When the nest is ready the queen will collect pollen which she forms into a mass and onto which she deposits her eggs.  Once the eggs have hatched she tends the larvae with great care, keeping them warm with her own body.  They grow and eventually pupate, emerging as smaller versions of their mother in a few weeks.  The queen continues to lay eggs and the new worker bees collect food as the colony size increases.  It is not until the summer that male bees are produced together with new queens. These mate, the males die (as do the workers and the old queen) leaving only the new young queens to find a home, survive the winter and begin the cycle again. 

As gardeners we can help these useful bees during their short lives.  Ensuring that they have a good selection of plants to provide the nectar and pollen they need is relatively easy.  Some of our most attractive cottage garden plants will attract bumblebees and it is no hardship to include a good selection of these in our gardens.  Foxgloves, hardy geraniums, verbascum, antirrhinums, campanulas, lavender and poppies are all excellent bumblebee plants.  They also love the flowers of buddleia (especially Buddleia globosa) and many other shrubs including hebe, pussy willow and ceanothus.   A wildflower meadow will hum with bees if it contains knapweed, clover, bird’s foot trefoil and field scabious.  Other useful wildflowers are the woundworts, mints and many other members of the Labiate family, plus thistles, comfrey, vipers bugloss and heather. 

Helping your bumblebees to nest is another matter.  Many types of bumblebee nest home are available, but unlike the solitary bees which will readily use artificial nest homes, I have never managed to encourage bumblebees to use these nest boxes, or for that matter heard first hand of anyone who has.  However I have had plenty of nests in my gardens especially where grass, left to grow long, has encouraged small mammals.  Their redundant nests have been used readily by bumblebees in many situations.  In my previous dry garden they would take over any empty nests especially on the edges of meadows or areas of undisturbed grass beneath hedgerows.  In my current wetter garden mammal nests on well-drained banks and slopes have been used, which seems to make sense as the flatter areas are more easily waterlogged in wet conditions. 

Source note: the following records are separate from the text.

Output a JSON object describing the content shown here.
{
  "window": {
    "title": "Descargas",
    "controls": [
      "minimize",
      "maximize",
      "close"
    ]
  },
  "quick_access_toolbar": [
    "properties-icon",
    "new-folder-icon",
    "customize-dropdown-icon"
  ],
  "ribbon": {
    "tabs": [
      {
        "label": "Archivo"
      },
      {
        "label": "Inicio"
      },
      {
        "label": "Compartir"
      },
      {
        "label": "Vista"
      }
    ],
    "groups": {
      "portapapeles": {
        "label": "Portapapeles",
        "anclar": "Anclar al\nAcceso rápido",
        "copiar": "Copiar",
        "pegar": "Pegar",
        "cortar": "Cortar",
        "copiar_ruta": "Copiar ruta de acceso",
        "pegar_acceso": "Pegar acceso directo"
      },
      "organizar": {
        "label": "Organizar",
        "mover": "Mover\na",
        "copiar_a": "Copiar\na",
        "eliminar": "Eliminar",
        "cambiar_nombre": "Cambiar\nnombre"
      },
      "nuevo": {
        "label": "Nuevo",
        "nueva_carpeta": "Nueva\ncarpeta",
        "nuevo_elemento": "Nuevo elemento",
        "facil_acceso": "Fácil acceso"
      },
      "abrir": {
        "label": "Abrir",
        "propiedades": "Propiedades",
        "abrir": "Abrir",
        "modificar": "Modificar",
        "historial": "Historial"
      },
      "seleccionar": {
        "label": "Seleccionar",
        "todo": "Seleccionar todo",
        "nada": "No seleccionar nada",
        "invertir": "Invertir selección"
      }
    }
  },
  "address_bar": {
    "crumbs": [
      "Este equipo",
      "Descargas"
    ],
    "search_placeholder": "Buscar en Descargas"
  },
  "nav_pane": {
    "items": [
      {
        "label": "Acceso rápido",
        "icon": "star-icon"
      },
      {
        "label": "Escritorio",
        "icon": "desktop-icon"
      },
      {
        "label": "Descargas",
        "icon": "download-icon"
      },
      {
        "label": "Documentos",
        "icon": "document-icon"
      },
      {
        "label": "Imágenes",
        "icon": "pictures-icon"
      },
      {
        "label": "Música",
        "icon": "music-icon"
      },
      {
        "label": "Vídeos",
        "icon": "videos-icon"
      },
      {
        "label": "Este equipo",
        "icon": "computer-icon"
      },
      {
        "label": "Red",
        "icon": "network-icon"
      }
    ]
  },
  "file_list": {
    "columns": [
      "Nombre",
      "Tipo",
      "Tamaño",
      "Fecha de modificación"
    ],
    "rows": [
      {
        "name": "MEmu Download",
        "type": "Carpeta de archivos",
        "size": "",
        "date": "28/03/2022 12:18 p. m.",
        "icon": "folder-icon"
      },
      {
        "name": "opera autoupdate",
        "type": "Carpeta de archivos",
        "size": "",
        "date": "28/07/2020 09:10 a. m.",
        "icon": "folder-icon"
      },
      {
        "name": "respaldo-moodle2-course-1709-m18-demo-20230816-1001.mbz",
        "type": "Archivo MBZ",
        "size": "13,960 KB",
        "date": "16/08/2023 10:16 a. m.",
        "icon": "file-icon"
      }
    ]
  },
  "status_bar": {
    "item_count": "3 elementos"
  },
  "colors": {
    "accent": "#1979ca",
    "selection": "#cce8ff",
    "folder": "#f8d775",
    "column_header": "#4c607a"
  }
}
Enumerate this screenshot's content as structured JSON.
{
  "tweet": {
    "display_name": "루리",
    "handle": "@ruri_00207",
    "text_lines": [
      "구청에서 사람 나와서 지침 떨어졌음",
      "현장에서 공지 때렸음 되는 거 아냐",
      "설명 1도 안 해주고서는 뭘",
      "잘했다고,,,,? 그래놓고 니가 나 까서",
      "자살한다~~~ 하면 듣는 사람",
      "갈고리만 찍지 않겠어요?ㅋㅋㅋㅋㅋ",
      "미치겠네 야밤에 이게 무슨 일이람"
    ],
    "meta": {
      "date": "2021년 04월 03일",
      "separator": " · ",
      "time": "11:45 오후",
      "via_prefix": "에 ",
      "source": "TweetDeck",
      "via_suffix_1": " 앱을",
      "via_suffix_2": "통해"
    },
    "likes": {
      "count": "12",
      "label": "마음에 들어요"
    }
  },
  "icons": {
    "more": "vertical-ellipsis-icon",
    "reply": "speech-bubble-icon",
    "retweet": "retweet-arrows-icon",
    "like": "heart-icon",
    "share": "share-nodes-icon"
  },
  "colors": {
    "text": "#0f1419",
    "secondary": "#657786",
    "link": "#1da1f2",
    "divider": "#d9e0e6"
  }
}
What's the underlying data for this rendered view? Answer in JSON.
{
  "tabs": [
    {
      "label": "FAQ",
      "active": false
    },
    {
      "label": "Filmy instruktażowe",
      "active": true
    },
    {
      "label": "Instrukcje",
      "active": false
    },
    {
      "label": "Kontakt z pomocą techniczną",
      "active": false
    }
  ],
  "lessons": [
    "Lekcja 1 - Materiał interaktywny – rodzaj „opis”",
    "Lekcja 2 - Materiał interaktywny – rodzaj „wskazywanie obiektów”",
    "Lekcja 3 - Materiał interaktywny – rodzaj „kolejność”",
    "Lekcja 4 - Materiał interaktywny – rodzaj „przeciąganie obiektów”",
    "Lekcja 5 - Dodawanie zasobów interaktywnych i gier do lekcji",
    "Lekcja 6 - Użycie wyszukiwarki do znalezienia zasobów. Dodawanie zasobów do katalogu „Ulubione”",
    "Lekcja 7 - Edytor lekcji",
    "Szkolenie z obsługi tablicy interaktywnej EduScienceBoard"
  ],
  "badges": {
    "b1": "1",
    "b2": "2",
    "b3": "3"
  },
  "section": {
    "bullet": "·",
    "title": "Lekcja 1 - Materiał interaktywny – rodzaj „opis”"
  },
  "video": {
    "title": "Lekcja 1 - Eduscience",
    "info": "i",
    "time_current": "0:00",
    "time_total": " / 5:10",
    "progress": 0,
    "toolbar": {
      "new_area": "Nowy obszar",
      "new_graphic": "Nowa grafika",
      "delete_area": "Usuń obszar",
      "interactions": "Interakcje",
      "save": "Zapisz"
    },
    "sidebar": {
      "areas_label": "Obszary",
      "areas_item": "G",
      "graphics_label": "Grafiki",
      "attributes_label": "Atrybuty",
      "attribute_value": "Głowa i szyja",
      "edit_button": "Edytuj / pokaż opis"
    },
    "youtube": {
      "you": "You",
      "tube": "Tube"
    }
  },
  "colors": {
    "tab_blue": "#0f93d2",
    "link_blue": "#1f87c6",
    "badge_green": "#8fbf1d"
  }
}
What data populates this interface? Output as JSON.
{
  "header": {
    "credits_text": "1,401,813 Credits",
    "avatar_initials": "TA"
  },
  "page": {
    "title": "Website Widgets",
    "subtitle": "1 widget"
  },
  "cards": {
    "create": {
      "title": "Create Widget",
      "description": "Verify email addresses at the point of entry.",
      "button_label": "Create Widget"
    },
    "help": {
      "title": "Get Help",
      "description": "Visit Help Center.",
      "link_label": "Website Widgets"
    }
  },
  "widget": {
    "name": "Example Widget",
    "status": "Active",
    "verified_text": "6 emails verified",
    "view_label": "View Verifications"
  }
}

Wildflower meadows are especially good habitats for these bees as they provide both nest sites and food plants, so if you do want to encourage more bumblebees to pollinate your fruit, vegetables and flowers create a bumblebee meadow with a good selection of wildflowers known to be attractive to these useful insects.  This can be done in a variety of ways but even an area of long grass, a corner of a lawn left to grow or grass running up to or beneath a hedge could be sufficient.  Although bumblebees will forage for up to half a mile for pollen and nectar, the close proximity of a border with a good selection of flowers including labiates, daisies, globe thistles, poppies and foxgloves will influence the choice of nest site.  Further inducement to nest could be to create holes in bank and push into each one a loose bundle of moss about the size of a tennis ball.  A sheet of corrugated tin laid on the ground in an out of the way place might also tempt a carder bee queen to create a nest beneath it.

When gardening for wildlife it is important to provide natural food for your garden visitors throughout the period when they may be around.  This is especially true of the bumblebee – the queen in particular needs pollen and nectar when she emerges in the spring.  Her survival at this time is paramount so make sure you have plenty of dead nettles, lungwort and bugle, berberis, flowering currant and pussy willow in the spring.  Lastly leave dandelions wherever you can and she could well reward you with a nest of young bees ready to pollinate your fruit and vegetables.


© Text and photographs Jenny Steel 2017